Molly Smith first finds 'Gold'

Perseverance Theatre founder looks back on her first production

Posted: Friday, December 12, 2003

Midway through rehearsals for the first production of "Pure Gold," almost 25 years ago, director and Perseverance Theatre founder Molly Smith was convinced the play would be a disaster.

"I had these great storytellers and I thought they were awful," said Smith, now the Artistic Director at ArenaStage, a not-for-profit American theater playhouse in Washington, D.C. "I didn't realize until we had completed the show and put it in front of an audience that they were terrific. What they were missing was that they were telling the same stories over and over again to me. Real storytellers need an audience."

"Pure Gold," the same "reader's theater" story with six new stars, returns for one showing at 7 p.m. today at Centennial Hall in honor of the 25th anniversary of Perseverance Theatre. After the show, Panhandle Crabgrass Revival Band will play a 21-and-over show. There will be a beer garden with 1978 prices, courtesy of Alaskan Brewing Co.

"One of the things that made Perseverance Theatre strong is the way it started, with a play about Juneau," Smith said. "It taught me a lot about resilience, community, perseverance, the spirit of adventure. It taught me that it's all right to be a character and, as a matter of fact, it's preferable for living a safe and normal life."

By Smith's account, the original "Pure Gold" was a success. Sixty people showed up for the premiere at McPhetres Hall. The audience grew to 75 and 100 for the next two shows. By the third week of production, the line for admission stretched down the block.

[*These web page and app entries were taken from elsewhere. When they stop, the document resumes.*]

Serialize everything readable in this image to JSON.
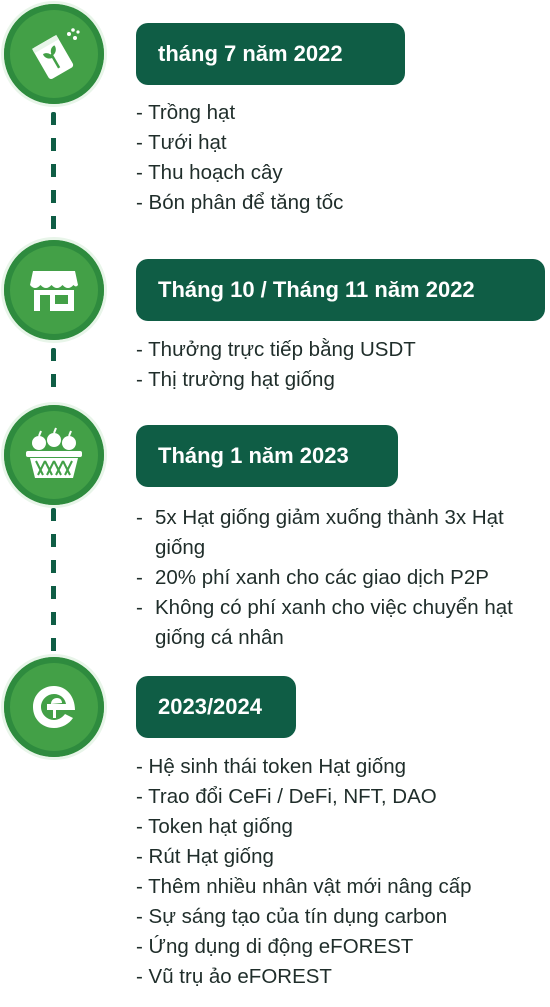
{
  "milestones": [
    {
      "icon": "seed-bag-icon",
      "title": "tháng 7 năm 2022",
      "items": [
        "- Trồng hạt",
        "- Tưới hạt",
        "- Thu hoạch cây",
        "- Bón phân để tăng tốc"
      ]
    },
    {
      "icon": "store-icon",
      "title": "Tháng 10 / Tháng 11 năm 2022",
      "items": [
        "- Thưởng trực tiếp bằng USDT",
        "- Thị trường hạt giống"
      ]
    },
    {
      "icon": "fruit-basket-icon",
      "title": "Tháng 1 năm 2023",
      "dash": "-",
      "items": [
        "5x Hạt giống giảm xuống thành 3x Hạt giống",
        "20% phí xanh cho các giao dịch P2P",
        "Không có phí xanh cho việc chuyển hạt giống cá nhân"
      ]
    },
    {
      "icon": "eforest-logo-icon",
      "title": "2023/2024",
      "items": [
        "- Hệ sinh thái token Hạt giống",
        "- Trao đổi CeFi / DeFi, NFT, DAO",
        "- Token hạt giống",
        "- Rút Hạt giống",
        "- Thêm nhiều nhân vật mới nâng cấp",
        "- Sự sáng tạo của tín dụng carbon",
        "- Ứng dụng di động eFOREST",
        "- Vũ trụ ảo eFOREST"
      ]
    }
  ]
}
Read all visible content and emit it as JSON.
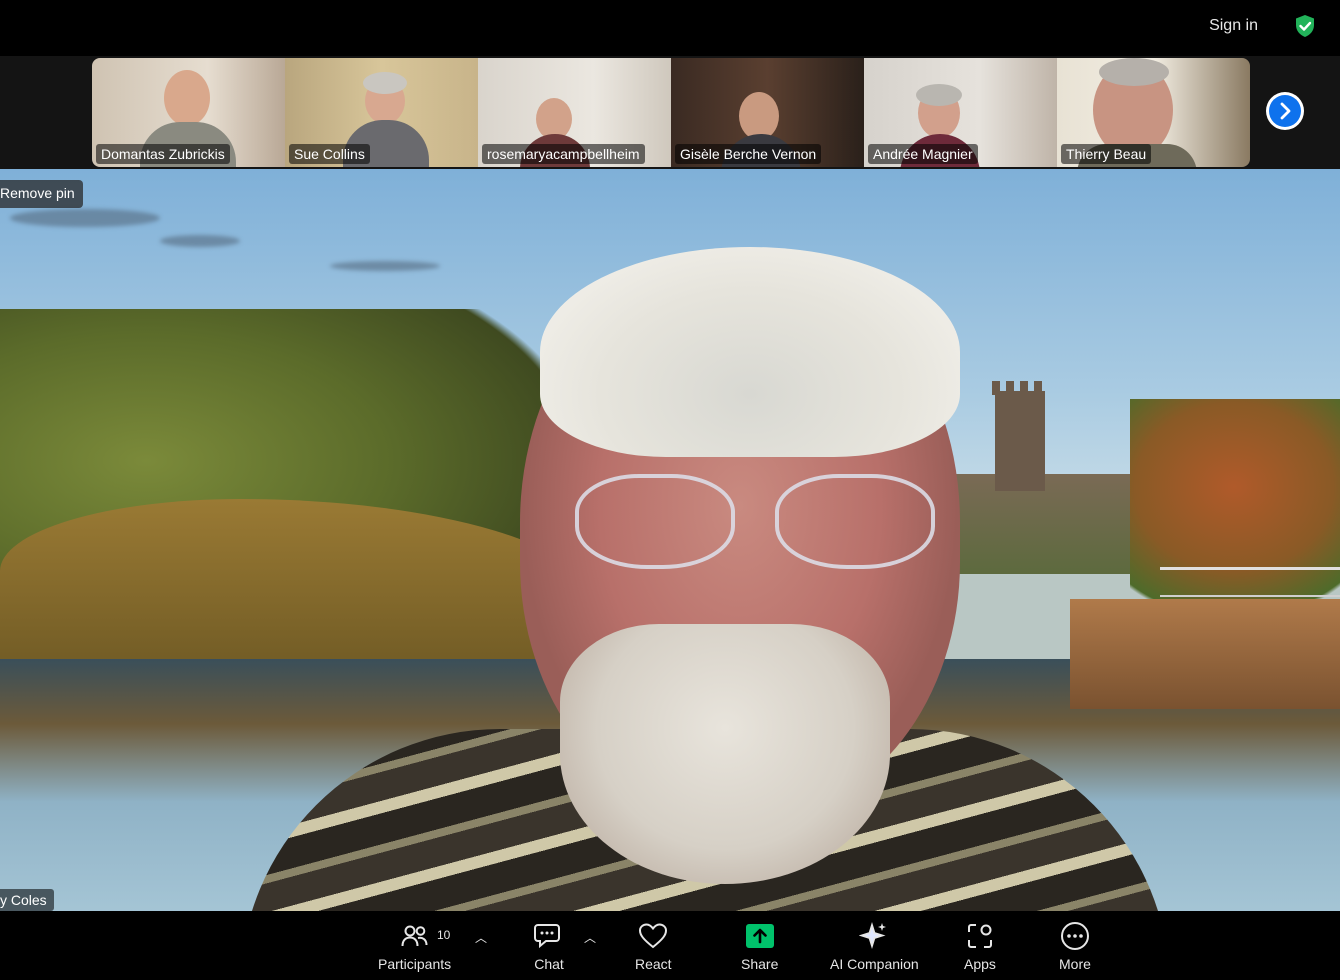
{
  "header": {
    "sign_in": "Sign in",
    "security_icon": "shield-check-icon",
    "accent": "#22b35a"
  },
  "gallery": {
    "participants": [
      {
        "name": "Domantas Zubrickis"
      },
      {
        "name": "Sue Collins"
      },
      {
        "name": "rosemaryacampbellheim"
      },
      {
        "name": "Gisèle Berche Vernon"
      },
      {
        "name": "Andrée Magnier"
      },
      {
        "name": "Thierry Beau"
      }
    ],
    "next_icon": "chevron-right-icon",
    "next_color": "#0e72ed"
  },
  "main": {
    "remove_pin": "Remove pin",
    "speaker_name": "y Coles"
  },
  "toolbar": {
    "participants_label": "Participants",
    "participants_count": "10",
    "chat_label": "Chat",
    "react_label": "React",
    "share_label": "Share",
    "share_color": "#00c26b",
    "ai_label": "AI Companion",
    "apps_label": "Apps",
    "more_label": "More"
  }
}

"What we had was this powerful chord with people who had come to Alaska and were searching for those Alaska icons," Smith said. "It ended up being a production where we felt like we were listening to our grandparents tell us a story about the way it was."

Smith moved to Juneau in 1968 and returned to town in 1979 when her then-husband, Bill Ray Jr., completed his stint at the U.S. Naval Academy in Annapolis, Md. She directed "The Miracle Worker," a play about Helen Keller, at the Juneau-Douglas Little Theatre, and was looking for a play with which she could begin her own theater. Smith knew she wanted to direct a story with senior citizens.

"My sister, Bridget, and I were out walking in the woods and we started talking about finding something important that would start Perseverance," Smith said. "We were talking about how great it would be to go out and interview people who had lived in Alaska for years and years. What was it like in the past? What's enduring? What does that say about the energy of Alaska."

Smith combed Southeast, asking around to find out who were the best storytellers in the area. She compiled a list of 50 to 60 people and interviewed 35 for one to four hours. Smith and Susi Gregg Fowler compiled the composite stories into a reader's theater script. Smith cast six storytellers from the 35 interviewees: Les Parker, Bill Biggs, Bertha Goetz, Mamie Jensen, Cecelia Kunz and Mike Zamora.

The new cast includes Kai Augustine, Percy Martin, Tom Stewart, Pat Denny (co-stage manager for the show in 1979), George Rogers (who took over for Les Parker after the premiere) and Kay Smith (Molly Smith's mother).

Molly and Kay Smith borrowed $10,000 from Kitty Mullins - Kay Smith's mother - to renovate Mike Race's bar in Douglas into an 82-seat theater and begin Perseverance (then called Miracle Theatre) in 1979.

"We promised we would pay her back in a year and, if we didn't, we would take $50 a month and pay her back," Molly Smith said. "We paid her back, with interest, in less than a year."

• Korry Keeker can be reached at

Trending this week:


© 2018. All Rights Reserved.  | Contact Us